With fall weather in the air, that can only mean that Christmas is just about the corner. The season for gathering, decorating, and gift giving. However, when you are putting your Christmas tree up and adorning it with all sorts of decorations, have you ever taken a moment and wondered where the tradition actually comes from? Many assume that it was originally based in Christianity, but that belief system did not adopt it until well after the tradition had been practiced for years.
The Christmas tree we know today has its roots in history dating back millennia. The fact that certain trees and plants will retain their green lush color, even throughout the winter, has had significant meaning to many people, in a wide range of cultures, through time. In many countries, the use of pine and spruce boughs, placed over their doors and window sills, were believed to help deter witches, ghosts, and evil spirits. In the case of the early pagans, the trees were harvested during the winter solstice and adorned in many cases as a symbol of fertility.
The Christmas tree tradition as we know it is actually credited as being started in the 16th Century in the country of Germany. This is when Christians started bringing the trees into their homes and actually decorating them. As for putting lights on the tree, that tradition is credited as being started by a Protestant reformer, also in the 16th century, by the name of Martin Luther.
As the centuries went on, the tradition was still not as widespread as one would think. In fact, in the 19th Century, more Americans than not found the idea of having a Christmas tree, let alone decorating it, very much of an oddity. The first known record of the Christmas tree, as we know it, was by the German settlers in the 1830’s. They brought the tradition with them when they settled in Pennsylvania, as it had been practiced already in many German homes. However, the Christmas tree was considered a pagan symbol by most Americans and was still not accepted until as late as the 1840’s.
The New England Puritans, the first to come to America, considered any decorating, carol singing, or frivolity on the 25th of December as a sacrilegious desecration of the event the day stood for. This rigid mentality towards all things Christmas as we know it now continued until the 19th century. It wasn’t until the massive influx of German and Irish immigrants that the Puritan legacy against decorating and celebrating was pretty much done away with.
However, in 1846 the then Queen Victoria is actually the one credited with turning the British around when a portrait of her and her children was sketched with them gathered around a Christmas tree. Since Victoria was very popular with the people, anything she did was considered in vogue, and as a result so was the Christmas tree.
Over the centuries the current Christmas tree, again as we know it, went through an evolution of such.

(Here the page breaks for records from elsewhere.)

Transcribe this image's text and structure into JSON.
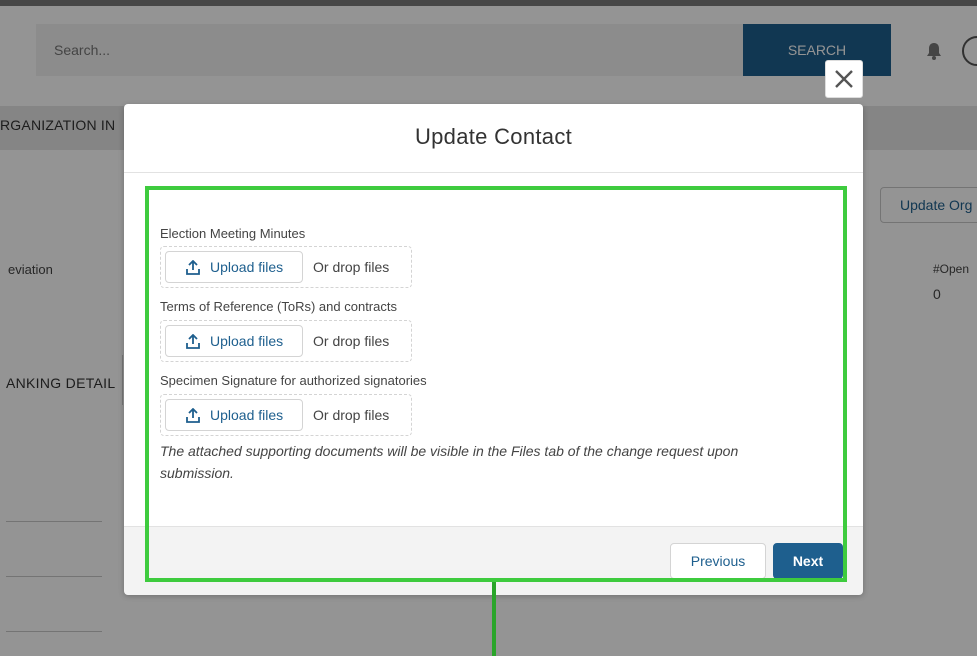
{
  "topbar": {
    "search_placeholder": "Search...",
    "search_button": "SEARCH"
  },
  "background": {
    "tab_label": "RGANIZATION IN",
    "update_org_button": "Update Org",
    "abbreviation_label": "eviation",
    "open_label": "#Open",
    "open_value": "0",
    "banking_label": "ANKING DETAIL"
  },
  "modal": {
    "title": "Update Contact",
    "fields": [
      {
        "label": "Election Meeting Minutes",
        "upload_label": "Upload files",
        "drop_label": "Or drop files"
      },
      {
        "label": "Terms of Reference (ToRs) and contracts",
        "upload_label": "Upload files",
        "drop_label": "Or drop files"
      },
      {
        "label": "Specimen Signature for authorized signatories",
        "upload_label": "Upload files",
        "drop_label": "Or drop files"
      }
    ],
    "note": "The attached supporting documents will be visible in the Files tab of the change request upon submission.",
    "previous_button": "Previous",
    "next_button": "Next"
  },
  "icons": {
    "close": "close-icon",
    "upload": "upload-icon",
    "bell": "bell-icon"
  },
  "colors": {
    "brand": "#1e5f8e",
    "highlight": "#3ecb3e"
  }
}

The 1890s heralded in the use of decorations, arriving from Germany, as they were introduced to and added to the tree. In the 20th century, Americans were beginning to decorate with handmade items, such as ornaments and hand-strung popcorn garland. With the invention of electric came the ability to add the adornment of electrical Christmas lights, adding a twinkling glow, giving even more life to the tree.
As you can see, today’s Christmas tree was not always as we know it. Like most any tradition, it was rooted in various beliefs and went through a process of evolution, until it became one of the many symbols of the season we know and love today.